It’s a simple fact: everyone sweats. For some, it’s more like a glow; for others, it’s like a leaky faucet. But no matter how you sweat or how much you do it, it’s part of life for every single human being.
Curious about why we sweat? Here, we’ll talk about a little bit of the science behind sweat, including why we do it and some fascinating facts you may not know.
Why do we sweat?
To help you understand how sweat works, let’s start with a visualization exercise. Start by thinking about a house. Say that you want to keep that house at 70 degrees at all times. To do that, in the winter you’d probably need to turn on the heat, and in the summer you’d likely need to turn on the air conditioning to keep the temperature steady.
Now, think about your body like that house. Inside of your body, your inner thermostat is pretty much always set to 98.6 degrees F (or 37 degrees C), which is the temperature at which the body works best.
But unlike that house, when you get hotter than 98.6 degrees, you don’t have central air to turn on. Instead, a signal is sent to your hypothalamus, which regulates all sorts of bodily and hormone functions. Your hypothalamus then reacts by telling your body it’s time to sweat.
How does sweat happen?
Once your hypothalamus tells the body to start sweating, the eccrine glands (your primary sweat glands) start to make sweat, which is composed of water with a few other assorted ingredients, including minerals, urea, and salt.
Sweat exits the body through your pores. Once that sweat is out of your body and makes contact with the air, it begins to evaporate — and as this happens, it has a cooling effect on the body.
It’s worth noting that while this is generally an effective method of cooling the body, if you’re sweating a lot, such as during a really hot day or a really intense workout, you may be releasing quite a bit of water. Be sure to drink lots of water to replenish the liquids.
Facts about sweat
Want to expand your knowledge about sweat? Here are some interesting facts you may not know:
We need to sweat. As embarrassing or annoying as sweat can be sometimes, it is in fact a necessary bodily function. Without it, our bodies would not be able to regulate temperature.
Not all sweat smells bad. True: sometimes sweat stinks. But actually, it’s not the sweat that is to blame. What we blame on sweat is actually the interaction when sweat hits your skin. It reacts with bacteria on the skin, which can give sweat a bad smell. Frequent washing with soap and water can help, as can deodorant or an antiperspirant.
We don’t just sweat when we’re hot.

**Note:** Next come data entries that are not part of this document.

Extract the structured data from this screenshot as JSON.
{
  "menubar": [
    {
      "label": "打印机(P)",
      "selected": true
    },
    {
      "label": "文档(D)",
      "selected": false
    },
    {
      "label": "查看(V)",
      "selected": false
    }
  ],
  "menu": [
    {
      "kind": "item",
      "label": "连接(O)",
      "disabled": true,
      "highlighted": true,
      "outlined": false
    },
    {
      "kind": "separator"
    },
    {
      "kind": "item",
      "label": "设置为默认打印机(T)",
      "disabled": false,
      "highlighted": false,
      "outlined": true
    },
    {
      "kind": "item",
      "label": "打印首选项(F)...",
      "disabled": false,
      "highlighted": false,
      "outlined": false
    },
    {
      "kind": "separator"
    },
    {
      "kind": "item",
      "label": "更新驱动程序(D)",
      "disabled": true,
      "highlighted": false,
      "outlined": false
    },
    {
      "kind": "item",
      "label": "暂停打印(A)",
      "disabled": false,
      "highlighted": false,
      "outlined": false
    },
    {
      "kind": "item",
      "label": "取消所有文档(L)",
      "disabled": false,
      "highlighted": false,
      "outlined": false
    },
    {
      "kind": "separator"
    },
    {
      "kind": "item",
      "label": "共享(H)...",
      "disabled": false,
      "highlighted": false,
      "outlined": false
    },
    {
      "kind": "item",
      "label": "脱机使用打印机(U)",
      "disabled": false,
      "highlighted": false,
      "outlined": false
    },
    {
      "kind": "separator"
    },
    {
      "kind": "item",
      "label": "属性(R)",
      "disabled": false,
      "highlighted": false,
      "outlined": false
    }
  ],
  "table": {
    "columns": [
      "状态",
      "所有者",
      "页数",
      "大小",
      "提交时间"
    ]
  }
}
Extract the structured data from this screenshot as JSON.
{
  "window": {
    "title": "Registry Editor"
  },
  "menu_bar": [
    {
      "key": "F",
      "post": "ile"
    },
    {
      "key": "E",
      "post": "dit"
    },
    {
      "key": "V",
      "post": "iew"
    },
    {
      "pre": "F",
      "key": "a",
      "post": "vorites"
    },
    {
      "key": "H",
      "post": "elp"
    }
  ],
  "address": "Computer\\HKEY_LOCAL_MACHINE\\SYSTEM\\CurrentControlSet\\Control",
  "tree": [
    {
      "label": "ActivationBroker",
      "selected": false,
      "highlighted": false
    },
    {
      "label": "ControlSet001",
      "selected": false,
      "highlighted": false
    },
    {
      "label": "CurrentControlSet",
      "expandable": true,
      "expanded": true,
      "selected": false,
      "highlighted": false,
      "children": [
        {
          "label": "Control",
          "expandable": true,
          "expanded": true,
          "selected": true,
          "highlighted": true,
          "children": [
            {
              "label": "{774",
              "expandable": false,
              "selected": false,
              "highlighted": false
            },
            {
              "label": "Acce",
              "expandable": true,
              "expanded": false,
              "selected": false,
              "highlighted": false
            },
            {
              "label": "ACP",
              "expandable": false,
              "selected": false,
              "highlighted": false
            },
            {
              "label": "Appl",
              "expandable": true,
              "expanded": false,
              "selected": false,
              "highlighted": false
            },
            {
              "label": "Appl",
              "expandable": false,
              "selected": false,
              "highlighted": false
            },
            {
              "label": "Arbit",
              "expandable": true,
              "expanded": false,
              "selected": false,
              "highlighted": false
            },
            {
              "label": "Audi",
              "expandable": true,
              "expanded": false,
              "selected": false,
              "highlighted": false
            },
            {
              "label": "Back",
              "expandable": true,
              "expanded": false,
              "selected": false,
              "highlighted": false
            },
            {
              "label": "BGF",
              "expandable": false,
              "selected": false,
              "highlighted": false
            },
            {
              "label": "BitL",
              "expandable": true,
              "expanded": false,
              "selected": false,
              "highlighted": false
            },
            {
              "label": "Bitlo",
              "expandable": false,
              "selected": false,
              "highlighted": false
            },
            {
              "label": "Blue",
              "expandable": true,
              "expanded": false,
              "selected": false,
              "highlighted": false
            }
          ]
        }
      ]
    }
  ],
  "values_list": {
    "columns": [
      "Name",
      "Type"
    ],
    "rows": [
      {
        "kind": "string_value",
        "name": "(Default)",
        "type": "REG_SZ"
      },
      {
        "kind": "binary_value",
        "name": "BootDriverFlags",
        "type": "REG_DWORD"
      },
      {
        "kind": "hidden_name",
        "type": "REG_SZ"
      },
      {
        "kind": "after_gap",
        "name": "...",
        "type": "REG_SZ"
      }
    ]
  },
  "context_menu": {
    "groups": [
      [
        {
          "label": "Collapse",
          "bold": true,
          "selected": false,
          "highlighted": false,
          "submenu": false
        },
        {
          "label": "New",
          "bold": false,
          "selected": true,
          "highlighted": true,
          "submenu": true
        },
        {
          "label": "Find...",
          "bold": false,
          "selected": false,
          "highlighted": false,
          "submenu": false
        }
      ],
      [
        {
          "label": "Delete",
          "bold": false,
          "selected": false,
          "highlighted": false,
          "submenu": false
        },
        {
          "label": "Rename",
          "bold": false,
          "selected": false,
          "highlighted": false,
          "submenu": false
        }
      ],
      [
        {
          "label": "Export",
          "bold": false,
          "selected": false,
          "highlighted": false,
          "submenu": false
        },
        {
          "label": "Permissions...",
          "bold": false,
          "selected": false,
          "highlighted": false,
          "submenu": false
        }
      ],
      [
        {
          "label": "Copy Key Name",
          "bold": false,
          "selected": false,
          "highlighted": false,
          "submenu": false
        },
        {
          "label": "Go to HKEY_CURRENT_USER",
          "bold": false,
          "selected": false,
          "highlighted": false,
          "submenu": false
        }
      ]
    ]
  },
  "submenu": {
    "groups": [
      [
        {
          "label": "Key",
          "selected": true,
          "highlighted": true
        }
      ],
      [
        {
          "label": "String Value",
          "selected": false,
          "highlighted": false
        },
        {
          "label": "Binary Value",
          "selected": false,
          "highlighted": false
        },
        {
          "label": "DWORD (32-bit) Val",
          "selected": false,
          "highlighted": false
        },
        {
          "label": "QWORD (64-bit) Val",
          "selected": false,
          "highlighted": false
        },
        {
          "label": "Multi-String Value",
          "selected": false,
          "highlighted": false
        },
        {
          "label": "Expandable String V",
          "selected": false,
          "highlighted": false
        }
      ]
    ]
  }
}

Have you ever broken into a sweat when speaking in front of a crowd, before a big test, or during a stressful situation? If so, you can probably attest to the fact that sweat isn’t just a result of being hot.
As it turns out, the hypothalamus, which is responsible for making you sweat, is also responsible for a variety of other activities, including metabolic processes and the release of hormones.
When you sweat due to heat, the hypothalamus sends a signal to the eccrine glands to sweat. However, when you’re under stress, it sends a signal to the other sweat glands: apocrine glands. These larger glands, which are located in the parts of your body with more hair (such as the armpits and genitals), secrete “stress” sweat. This sweat is different from sweat solely based on heat and contains more protein and fat. When these proteins and fat combine with the bacteria on your skin, they can result in body odor, which is also why stress sweat smells worse.
Feeling that glow?
While sweating isn’t always comfortable, it is a completely natural bodily function. It’s almost like having a built-in sprinkler system that helps your body maintain its optimal working temperature of 98.6 degrees. So next time you start feeling that glow, remember: It’s just your body’s way of keeping all systems in check.